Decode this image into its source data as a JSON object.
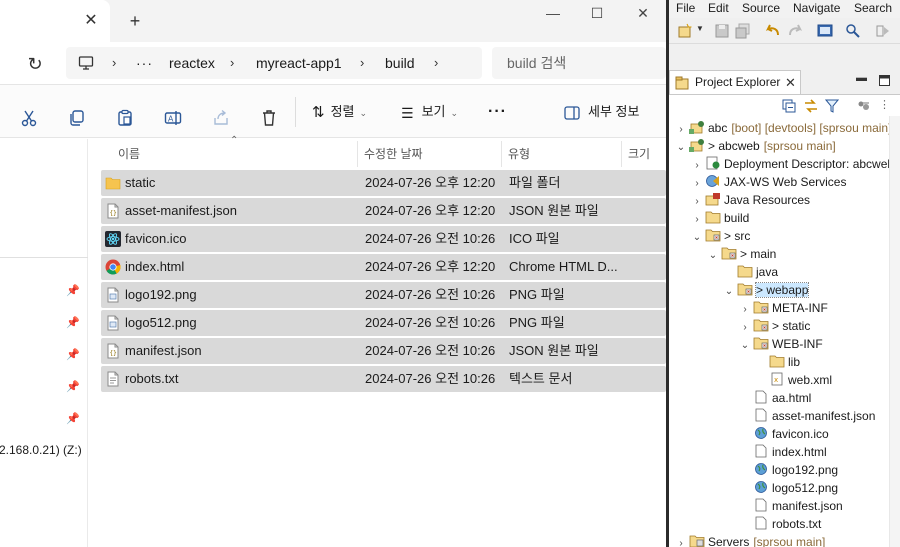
{
  "explorer": {
    "close_tab": "✕",
    "new_tab": "+",
    "window": {
      "minimize": "—",
      "maximize": "☐",
      "close": "✕"
    },
    "refresh": "↻",
    "breadcrumb": [
      "reactex",
      "myreact-app1",
      "build"
    ],
    "ellipsis": "···",
    "search_placeholder": "build 검색",
    "toolbar": {
      "sort": "정렬",
      "view": "보기",
      "more": "···",
      "details": "세부 정보"
    },
    "columns": {
      "name": "이름",
      "date": "수정한 날짜",
      "type": "유형",
      "size": "크기"
    },
    "files": [
      {
        "icon": "folder-icon",
        "name": "static",
        "date": "2024-07-26 오후 12:20",
        "type": "파일 폴더"
      },
      {
        "icon": "json-file-icon",
        "name": "asset-manifest.json",
        "date": "2024-07-26 오후 12:20",
        "type": "JSON 원본 파일"
      },
      {
        "icon": "react-icon",
        "name": "favicon.ico",
        "date": "2024-07-26 오전 10:26",
        "type": "ICO 파일"
      },
      {
        "icon": "chrome-icon",
        "name": "index.html",
        "date": "2024-07-26 오후 12:20",
        "type": "Chrome HTML D..."
      },
      {
        "icon": "image-file-icon",
        "name": "logo192.png",
        "date": "2024-07-26 오전 10:26",
        "type": "PNG 파일"
      },
      {
        "icon": "image-file-icon",
        "name": "logo512.png",
        "date": "2024-07-26 오전 10:26",
        "type": "PNG 파일"
      },
      {
        "icon": "json-file-icon",
        "name": "manifest.json",
        "date": "2024-07-26 오전 10:26",
        "type": "JSON 원본 파일"
      },
      {
        "icon": "text-file-icon",
        "name": "robots.txt",
        "date": "2024-07-26 오전 10:26",
        "type": "텍스트 문서"
      }
    ],
    "nav_drive": "2.168.0.21) (Z:)"
  },
  "eclipse": {
    "menu": [
      "File",
      "Edit",
      "Source",
      "Navigate",
      "Search"
    ],
    "view_title": "Project Explorer",
    "view_close": "✕",
    "tree": [
      {
        "indent": 0,
        "twisty": "›",
        "icon": "project-icon",
        "label": "abc",
        "decor": "[boot] [devtools] [sprsou main]"
      },
      {
        "indent": 0,
        "twisty": "⌄",
        "icon": "project-icon",
        "label": "> abcweb",
        "decor": "[sprsou main]"
      },
      {
        "indent": 1,
        "twisty": "›",
        "icon": "descriptor-icon",
        "label": "Deployment Descriptor: abcweb",
        "decor": ""
      },
      {
        "indent": 1,
        "twisty": "›",
        "icon": "webservices-icon",
        "label": "JAX-WS Web Services",
        "decor": ""
      },
      {
        "indent": 1,
        "twisty": "›",
        "icon": "java-resources-icon",
        "label": "Java Resources",
        "decor": ""
      },
      {
        "indent": 1,
        "twisty": "›",
        "icon": "folder-icon",
        "label": "build",
        "decor": ""
      },
      {
        "indent": 1,
        "twisty": "⌄",
        "icon": "folder-git-icon",
        "label": "> src",
        "decor": ""
      },
      {
        "indent": 2,
        "twisty": "⌄",
        "icon": "folder-git-icon",
        "label": "> main",
        "decor": ""
      },
      {
        "indent": 3,
        "twisty": "",
        "icon": "folder-icon",
        "label": "java",
        "decor": ""
      },
      {
        "indent": 3,
        "twisty": "⌄",
        "icon": "folder-git-icon",
        "label": "> webapp",
        "decor": "",
        "selected": true
      },
      {
        "indent": 4,
        "twisty": "›",
        "icon": "folder-git-icon",
        "label": "META-INF",
        "decor": ""
      },
      {
        "indent": 4,
        "twisty": "›",
        "icon": "folder-git-icon",
        "label": "> static",
        "decor": ""
      },
      {
        "indent": 4,
        "twisty": "⌄",
        "icon": "folder-git-icon",
        "label": "WEB-INF",
        "decor": ""
      },
      {
        "indent": 5,
        "twisty": "",
        "icon": "folder-icon",
        "label": "lib",
        "decor": ""
      },
      {
        "indent": 5,
        "twisty": "",
        "icon": "xml-file-icon",
        "label": "web.xml",
        "decor": ""
      },
      {
        "indent": 4,
        "twisty": "",
        "icon": "file-icon",
        "label": "aa.html",
        "decor": ""
      },
      {
        "indent": 4,
        "twisty": "",
        "icon": "file-icon",
        "label": "asset-manifest.json",
        "decor": ""
      },
      {
        "indent": 4,
        "twisty": "",
        "icon": "globe-file-icon",
        "label": "favicon.ico",
        "decor": ""
      },
      {
        "indent": 4,
        "twisty": "",
        "icon": "file-icon",
        "label": "index.html",
        "decor": ""
      },
      {
        "indent": 4,
        "twisty": "",
        "icon": "globe-file-icon",
        "label": "logo192.png",
        "decor": ""
      },
      {
        "indent": 4,
        "twisty": "",
        "icon": "globe-file-icon",
        "label": "logo512.png",
        "decor": ""
      },
      {
        "indent": 4,
        "twisty": "",
        "icon": "file-icon",
        "label": "manifest.json",
        "decor": ""
      },
      {
        "indent": 4,
        "twisty": "",
        "icon": "file-icon",
        "label": "robots.txt",
        "decor": ""
      },
      {
        "indent": 0,
        "twisty": "›",
        "icon": "servers-icon",
        "label": "Servers",
        "decor": "[sprsou main]"
      }
    ]
  }
}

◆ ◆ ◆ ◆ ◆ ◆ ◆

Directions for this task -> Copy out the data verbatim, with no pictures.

Exercise output ->
Decode this image into its source data as a JSON object.
{
  "explorer": {
    "close_tab": "✕",
    "new_tab": "+",
    "window": {
      "minimize": "—",
      "maximize": "☐",
      "close": "✕"
    },
    "refresh": "↻",
    "breadcrumb": [
      "reactex",
      "myreact-app1",
      "build"
    ],
    "ellipsis": "···",
    "search_placeholder": "build 검색",
    "toolbar": {
      "sort": "정렬",
      "view": "보기",
      "more": "···",
      "details": "세부 정보"
    },
    "columns": {
      "name": "이름",
      "date": "수정한 날짜",
      "type": "유형",
      "size": "크기"
    },
    "files": [
      {
        "icon": "folder-icon",
        "name": "static",
        "date": "2024-07-26 오후 12:20",
        "type": "파일 폴더"
      },
      {
        "icon": "json-file-icon",
        "name": "asset-manifest.json",
        "date": "2024-07-26 오후 12:20",
        "type": "JSON 원본 파일"
      },
      {
        "icon": "react-icon",
        "name": "favicon.ico",
        "date": "2024-07-26 오전 10:26",
        "type": "ICO 파일"
      },
      {
        "icon": "chrome-icon",
        "name": "index.html",
        "date": "2024-07-26 오후 12:20",
        "type": "Chrome HTML D..."
      },
      {
        "icon": "image-file-icon",
        "name": "logo192.png",
        "date": "2024-07-26 오전 10:26",
        "type": "PNG 파일"
      },
      {
        "icon": "image-file-icon",
        "name": "logo512.png",
        "date": "2024-07-26 오전 10:26",
        "type": "PNG 파일"
      },
      {
        "icon": "json-file-icon",
        "name": "manifest.json",
        "date": "2024-07-26 오전 10:26",
        "type": "JSON 원본 파일"
      },
      {
        "icon": "text-file-icon",
        "name": "robots.txt",
        "date": "2024-07-26 오전 10:26",
        "type": "텍스트 문서"
      }
    ],
    "nav_drive": "2.168.0.21) (Z:)"
  },
  "eclipse": {
    "menu": [
      "File",
      "Edit",
      "Source",
      "Navigate",
      "Search"
    ],
    "view_title": "Project Explorer",
    "view_close": "✕",
    "tree": [
      {
        "indent": 0,
        "twisty": "›",
        "icon": "project-icon",
        "label": "abc",
        "decor": "[boot] [devtools] [sprsou main]"
      },
      {
        "indent": 0,
        "twisty": "⌄",
        "icon": "project-icon",
        "label": "> abcweb",
        "decor": "[sprsou main]"
      },
      {
        "indent": 1,
        "twisty": "›",
        "icon": "descriptor-icon",
        "label": "Deployment Descriptor: abcweb",
        "decor": ""
      },
      {
        "indent": 1,
        "twisty": "›",
        "icon": "webservices-icon",
        "label": "JAX-WS Web Services",
        "decor": ""
      },
      {
        "indent": 1,
        "twisty": "›",
        "icon": "java-resources-icon",
        "label": "Java Resources",
        "decor": ""
      },
      {
        "indent": 1,
        "twisty": "›",
        "icon": "folder-icon",
        "label": "build",
        "decor": ""
      },
      {
        "indent": 1,
        "twisty": "⌄",
        "icon": "folder-git-icon",
        "label": "> src",
        "decor": ""
      },
      {
        "indent": 2,
        "twisty": "⌄",
        "icon": "folder-git-icon",
        "label": "> main",
        "decor": ""
      },
      {
        "indent": 3,
        "twisty": "",
        "icon": "folder-icon",
        "label": "java",
        "decor": ""
      },
      {
        "indent": 3,
        "twisty": "⌄",
        "icon": "folder-git-icon",
        "label": "> webapp",
        "decor": "",
        "selected": true
      },
      {
        "indent": 4,
        "twisty": "›",
        "icon": "folder-git-icon",
        "label": "META-INF",
        "decor": ""
      },
      {
        "indent": 4,
        "twisty": "›",
        "icon": "folder-git-icon",
        "label": "> static",
        "decor": ""
      },
      {
        "indent": 4,
        "twisty": "⌄",
        "icon": "folder-git-icon",
        "label": "WEB-INF",
        "decor": ""
      },
      {
        "indent": 5,
        "twisty": "",
        "icon": "folder-icon",
        "label": "lib",
        "decor": ""
      },
      {
        "indent": 5,
        "twisty": "",
        "icon": "xml-file-icon",
        "label": "web.xml",
        "decor": ""
      },
      {
        "indent": 4,
        "twisty": "",
        "icon": "file-icon",
        "label": "aa.html",
        "decor": ""
      },
      {
        "indent": 4,
        "twisty": "",
        "icon": "file-icon",
        "label": "asset-manifest.json",
        "decor": ""
      },
      {
        "indent": 4,
        "twisty": "",
        "icon": "globe-file-icon",
        "label": "favicon.ico",
        "decor": ""
      },
      {
        "indent": 4,
        "twisty": "",
        "icon": "file-icon",
        "label": "index.html",
        "decor": ""
      },
      {
        "indent": 4,
        "twisty": "",
        "icon": "globe-file-icon",
        "label": "logo192.png",
        "decor": ""
      },
      {
        "indent": 4,
        "twisty": "",
        "icon": "globe-file-icon",
        "label": "logo512.png",
        "decor": ""
      },
      {
        "indent": 4,
        "twisty": "",
        "icon": "file-icon",
        "label": "manifest.json",
        "decor": ""
      },
      {
        "indent": 4,
        "twisty": "",
        "icon": "file-icon",
        "label": "robots.txt",
        "decor": ""
      },
      {
        "indent": 0,
        "twisty": "›",
        "icon": "servers-icon",
        "label": "Servers",
        "decor": "[sprsou main]"
      }
    ]
  }
}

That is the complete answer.